But some of it is less so, even within works by the same author. Some pieces are amazing, and others seem more like a bag of tricks.
- Maybe you were told to write down striking images in your Moleskine and to save them up to use later. Maybe you were told to use figurative language like alliteration, too, to make the language memorable. But please use these sparingly, because reading some of these works is like sitting down to eat a big cereal bowl of chunky rocks. The words can barely make sense because the reader has to work so hard to find a verb. I'm not asking for easy, but it's possible to be literary, powerful, complex, and still enjoyable.
- A few really powerful and well-developed characters in a short story can work more magic than fifteen characters all competing for airtime.
- This goes double if all the characters have been given highly eccentric names.

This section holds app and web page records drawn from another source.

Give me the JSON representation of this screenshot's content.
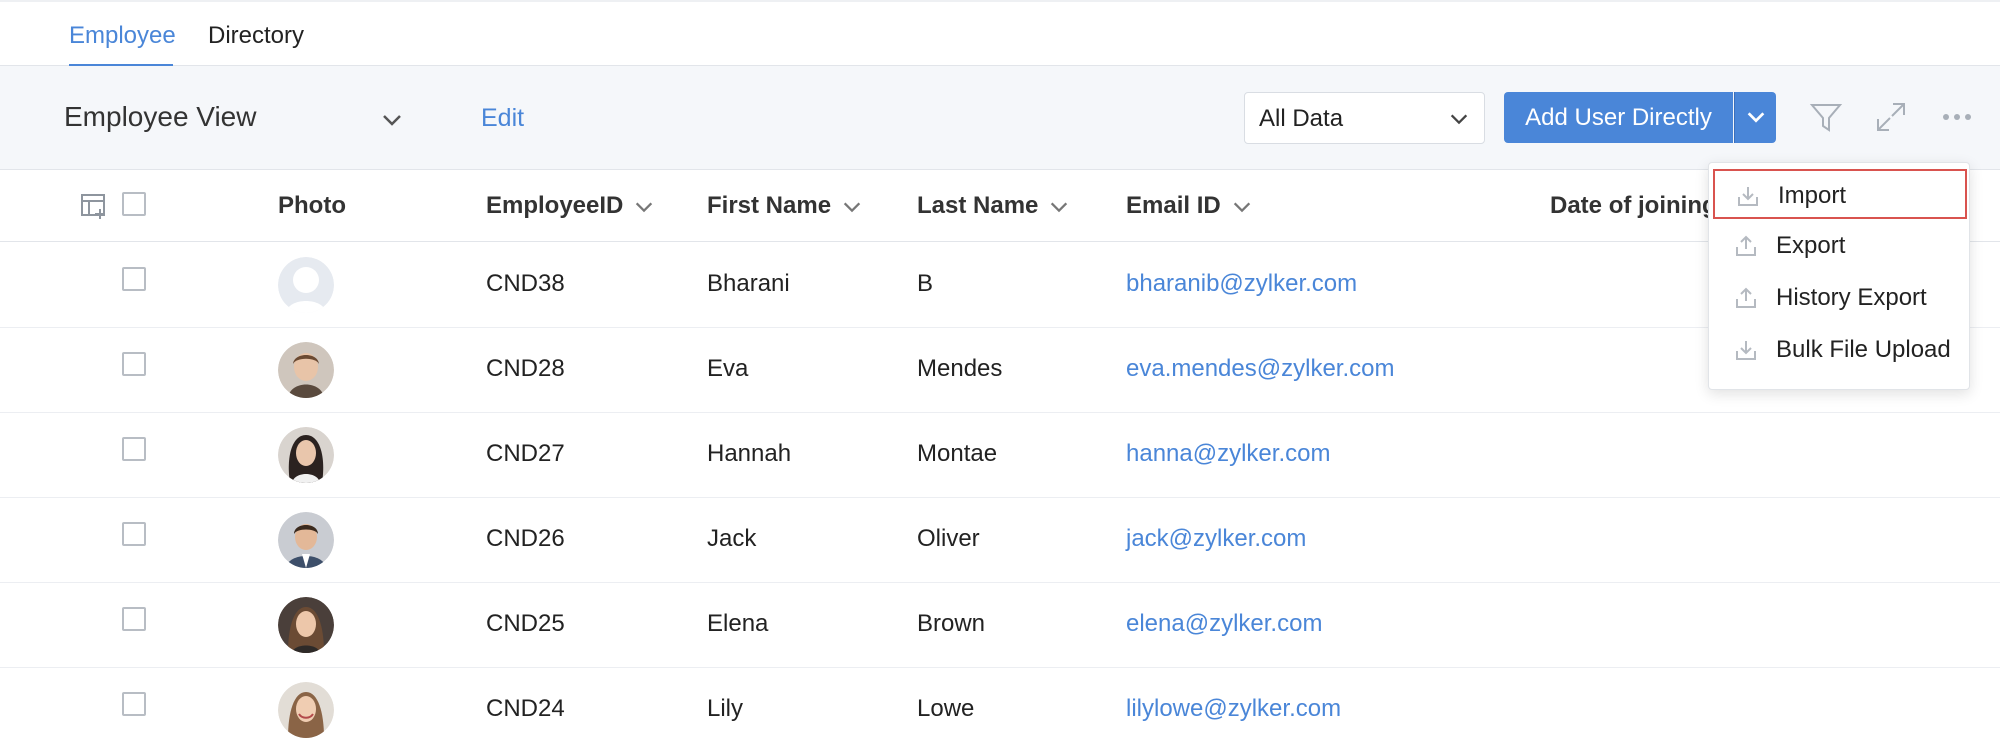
{
  "tabs": [
    {
      "label": "Employee",
      "active": true
    },
    {
      "label": "Directory",
      "active": false
    }
  ],
  "toolbar": {
    "view_title": "Employee View",
    "edit_label": "Edit",
    "filter_select_value": "All Data",
    "add_button_label": "Add User Directly"
  },
  "table": {
    "columns": [
      "Photo",
      "EmployeeID",
      "First Name",
      "Last Name",
      "Email ID",
      "Date of joining"
    ],
    "rows": [
      {
        "employee_id": "CND38",
        "first_name": "Bharani",
        "last_name": "B",
        "email": "bharanib@zylker.com",
        "avatar": "placeholder-avatar"
      },
      {
        "employee_id": "CND28",
        "first_name": "Eva",
        "last_name": "Mendes",
        "email": "eva.mendes@zylker.com",
        "avatar": "photo"
      },
      {
        "employee_id": "CND27",
        "first_name": "Hannah",
        "last_name": "Montae",
        "email": "hanna@zylker.com",
        "avatar": "photo"
      },
      {
        "employee_id": "CND26",
        "first_name": "Jack",
        "last_name": "Oliver",
        "email": "jack@zylker.com",
        "avatar": "photo"
      },
      {
        "employee_id": "CND25",
        "first_name": "Elena",
        "last_name": "Brown",
        "email": "elena@zylker.com",
        "avatar": "photo"
      },
      {
        "employee_id": "CND24",
        "first_name": "Lily",
        "last_name": "Lowe",
        "email": "lilylowe@zylker.com",
        "avatar": "photo"
      }
    ]
  },
  "more_menu": {
    "items": [
      {
        "label": "Import",
        "icon": "download-icon",
        "highlighted": true
      },
      {
        "label": "Export",
        "icon": "upload-icon",
        "highlighted": false
      },
      {
        "label": "History Export",
        "icon": "upload-icon",
        "highlighted": false
      },
      {
        "label": "Bulk File Upload",
        "icon": "download-icon",
        "highlighted": false
      }
    ]
  },
  "colors": {
    "accent": "#4a86d8",
    "toolbar_bg": "#f5f7fa",
    "highlight_border": "#d9534f"
  }
}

- If you put a character in a novel or story purely to illustrate a point--the Evils of Capitalism, say--the reader is likely to recognize that right away, say, "Got it, thanks," and be longing to skip some of the character's speeches.
- There's an old rule in screenwriting that every scene has to do two out of three essential things: develop character and relationships, advance the plot, or articulate/deepen the themes. Fiction probably has to do more than this with each of its scenes, but it's not a bad rule to bear in mind.
- Death, dismemberment, torture, loss, repression, and violence are not the only things that can evoke powerful emotions or make a good story, although they make a lot of good ones.
- And when does a conventional trope become a cliche? I know that all animals in a contemporary story will die, and I'm ready for that. (TVTropes hilariously calls this "death by Newbery Medal," but it happens in literary fiction, too.)
I recall from the Steinbeck East of Eden diaries that Steinbeck wasn't sure that readers would get his Big Symbol of Cain and Abel. By this he seems to mean the book's structure wherein the sons of Adam and Cathy (a Lilith figure) are twins, one good and one evil--get it? I like East of Eden, but that's not exactly a hidden symbol. You can trust your reader.
As I said, most of the fiction is really fine, but that's not to say Homer doesn't nod on occasion, as in the list above.
Do you have any "bag of tricks" items that you've seen in current fiction?